This is the last installment of five I'm going to do for the Top 25 returners. For the top 5 I'll be doing them one by one. For the newbies, no Freshmen, no transfers.
10 Jordan Tolbert, Sophomore, Texas Tech
Doubling as perhaps my favorite non KU player in the league, Tolbert actually finished with under a 100 ORtg, but much of that had to do with him being the only real option for the worst team in the league, and he was the focal point of opposing defenses, who overwhelmed him with numbers, talent and experience.
That's not to say Tolbert's season was without positives, however. He carried the Red Raider offense (28.5% usage rate) and shot 52% from two. Tolbert was able to draw 6.4 fouls per 40 minutes, 32nd in the country, a very encouraging sign for a Freshman. And he was willing to get the garbage points as well, with a 10.8% offensive rebounding rate that led the team. What's more, Tolbert was no slouch on the defensive end with a 19.2% defensive rebounding rate and a 3.5% block rate. With a pair of top 115 recruits coming to Lubbock next year, Tolbert will have more help and should post a huge season.

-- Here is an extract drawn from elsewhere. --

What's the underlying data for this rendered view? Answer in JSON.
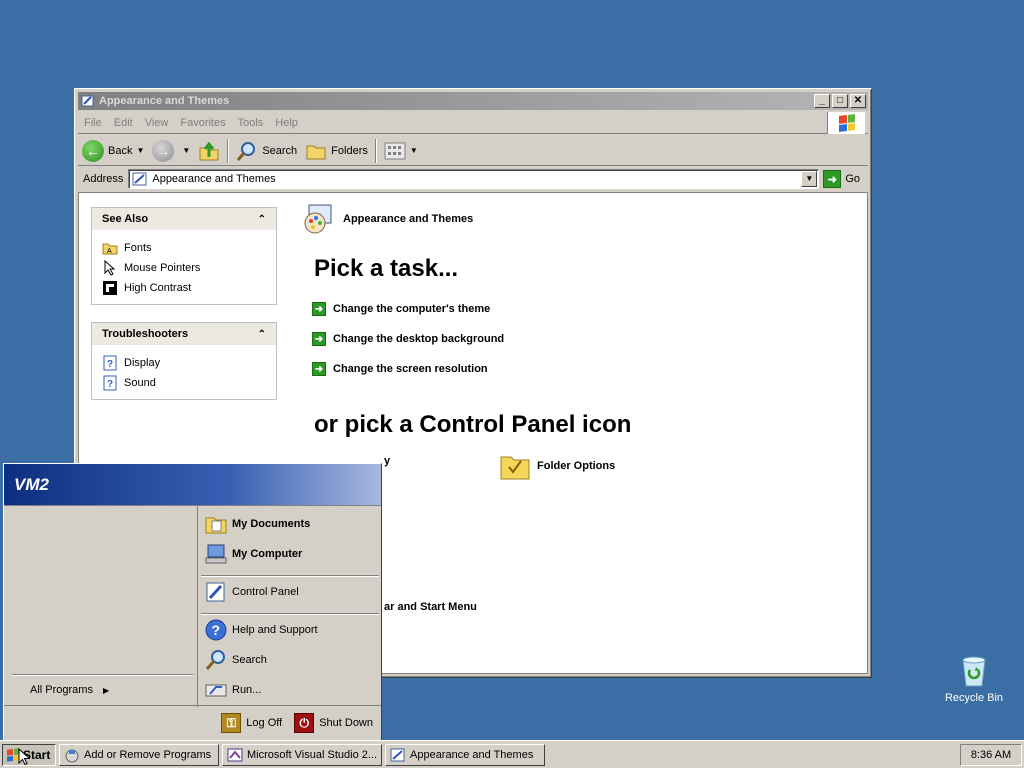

9. Sheldon McClellan, Sophomore, Texas
McClellan did a lot of everything for the Longhorns last year, shooting 54% from two, 31% from three and 76% from the line. He shot 42% on two point jumpers, the best on the team, which suggests that an improvement in 3 pt% should be coming next year as well. In addition to the scoring, McClellan was fourth on the team in offensive rebounding, had just a 10.3% turnover rate, committed just 1.6 fouls per 40 minutes, and drew 4.5 fouls per 40 minutes. With J'Covan Brown gone he'll probably be Texas's primary outside scorer, and while he won't dominate in any other area he will contribute in all of them.

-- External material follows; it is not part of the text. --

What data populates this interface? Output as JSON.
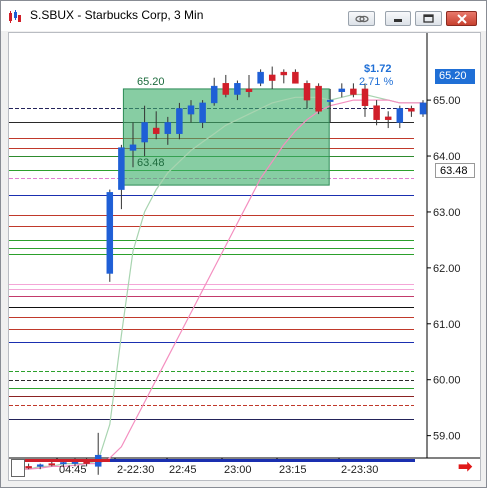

8. Melvin Ejim, Junior, Iowa State
I am torn on where Ejim should go on this list. On one hand, he shot 56% from two, being adept at scoring at the rim and from farther away from the basket. And he also had a 20.4% defensive rebounding rate and shot 76% from the line. On the other hand, 60% of his two point jumpers were assisted on, and with Royce White gone (and impossible to replace) I wonder whether he'll get the ball in favorable spots enough to make this kind of an impact. Add in the fact that Scott Christopherson, who shot 46% from three, is gone and the lane should be much more clogged up for Ejim.
7. Brady Heslip, Junior, Baylor

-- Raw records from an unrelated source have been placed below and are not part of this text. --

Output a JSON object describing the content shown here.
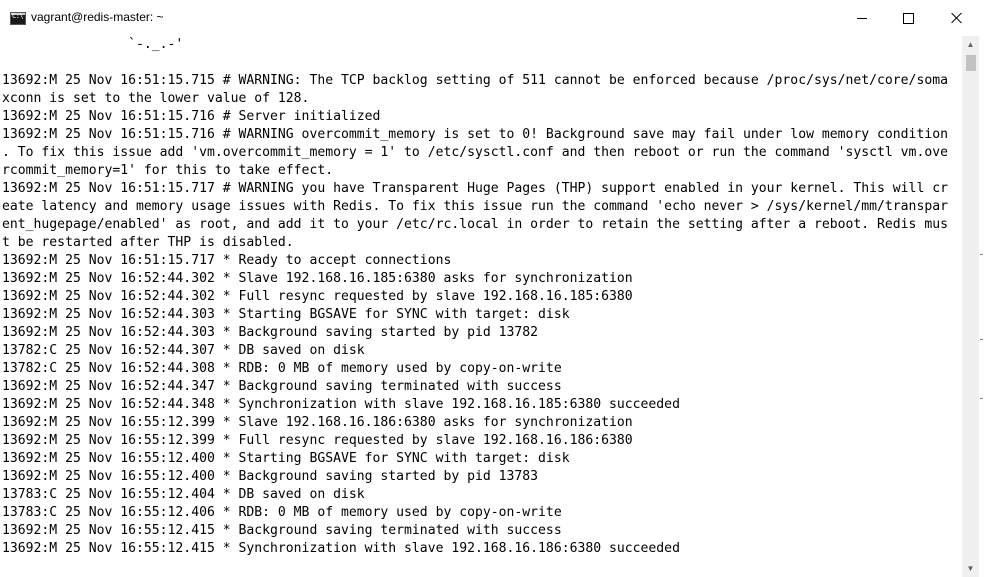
{
  "window": {
    "title": "vagrant@redis-master: ~",
    "icon": "console-icon",
    "icon_text": "C:\\"
  },
  "controls": {
    "minimize": "minimize-icon",
    "maximize": "maximize-icon",
    "close": "close-icon"
  },
  "scrollbar": {
    "up": "▲",
    "down": "▼"
  },
  "console": {
    "lines": [
      "                `-._.-'",
      "",
      "13692:M 25 Nov 16:51:15.715 # WARNING: The TCP backlog setting of 511 cannot be enforced because /proc/sys/net/core/soma",
      "xconn is set to the lower value of 128.",
      "13692:M 25 Nov 16:51:15.716 # Server initialized",
      "13692:M 25 Nov 16:51:15.716 # WARNING overcommit_memory is set to 0! Background save may fail under low memory condition",
      ". To fix this issue add 'vm.overcommit_memory = 1' to /etc/sysctl.conf and then reboot or run the command 'sysctl vm.ove",
      "rcommit_memory=1' for this to take effect.",
      "13692:M 25 Nov 16:51:15.717 # WARNING you have Transparent Huge Pages (THP) support enabled in your kernel. This will cr",
      "eate latency and memory usage issues with Redis. To fix this issue run the command 'echo never > /sys/kernel/mm/transpar",
      "ent_hugepage/enabled' as root, and add it to your /etc/rc.local in order to retain the setting after a reboot. Redis mus",
      "t be restarted after THP is disabled.",
      "13692:M 25 Nov 16:51:15.717 * Ready to accept connections",
      "13692:M 25 Nov 16:52:44.302 * Slave 192.168.16.185:6380 asks for synchronization",
      "13692:M 25 Nov 16:52:44.302 * Full resync requested by slave 192.168.16.185:6380",
      "13692:M 25 Nov 16:52:44.303 * Starting BGSAVE for SYNC with target: disk",
      "13692:M 25 Nov 16:52:44.303 * Background saving started by pid 13782",
      "13782:C 25 Nov 16:52:44.307 * DB saved on disk",
      "13782:C 25 Nov 16:52:44.308 * RDB: 0 MB of memory used by copy-on-write",
      "13692:M 25 Nov 16:52:44.347 * Background saving terminated with success",
      "13692:M 25 Nov 16:52:44.348 * Synchronization with slave 192.168.16.185:6380 succeeded",
      "13692:M 25 Nov 16:55:12.399 * Slave 192.168.16.186:6380 asks for synchronization",
      "13692:M 25 Nov 16:55:12.399 * Full resync requested by slave 192.168.16.186:6380",
      "13692:M 25 Nov 16:55:12.400 * Starting BGSAVE for SYNC with target: disk",
      "13692:M 25 Nov 16:55:12.400 * Background saving started by pid 13783",
      "13783:C 25 Nov 16:55:12.404 * DB saved on disk",
      "13783:C 25 Nov 16:55:12.406 * RDB: 0 MB of memory used by copy-on-write",
      "13692:M 25 Nov 16:55:12.415 * Background saving terminated with success",
      "13692:M 25 Nov 16:55:12.415 * Synchronization with slave 192.168.16.186:6380 succeeded"
    ]
  }
}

Heslip didn't take many shots (19.1%), and had an even lower usage rate (13.1%), but no one in the country was more efficient than the Boston College transfer. Heslip's 138.6 offensive rating led the country. (sidenote: he wasn't good enough to see the floor for BC, but he was good enough to start for a 3 seed in the NCAA tournament?).
Heslip's main weapon, of course, is the three pointer: He took 220 threes last year and made 45.5% of them. He also shot 45.6% from two and 92% from the free throw line. That gave him the 14th best true shooting percentage in the country and that, plus his 7.5% turnover rate, led him to that obscenely high offensive rating. He's not higher on this list because he doesn't defend well and he isn't the focal point of a team's offense. But there's no better shooter in the league, and he doesn't kill the team in other areas offensively.
6. Travis Releford, Senior, Kansas
Releford's calling card is his defense; he's the best perimeter defender in the Big 12 and among the best in the country. His length bothers smaller and bigger guards alike, and he's quick enough to stay in front of both (side note: I am willing to admit I was terribly wrong about his defensive abilities, though I do still say that his ankle injury masked his talent a bit).
But what few people realize is that Releford is quite accomplished offensively as well. His 126.4 offensive rating in conference play was second in the league, and he is a very versatile scorer as well. He took 44% of his field goals at the rim, shot the three fairly well (32.5%) and shot a ridiculous 48% on two point jumpers. Last year his usage rate was just under 14%, but he will likely take a bigger role in this year's offense, and there's little doubt he'll be up to the task: he had a three game stretch in late December/early January where he took 10 or more field goal attempts in each game, and shot over 50% in each game, including a 9-13 effort against Oklahoma which wrapped up the Big 12 player of the week for him. Even if he does end up carrying a bit lighter load however, going 4-6 from the field every game while playing fantastic defense is an extremely valuable player.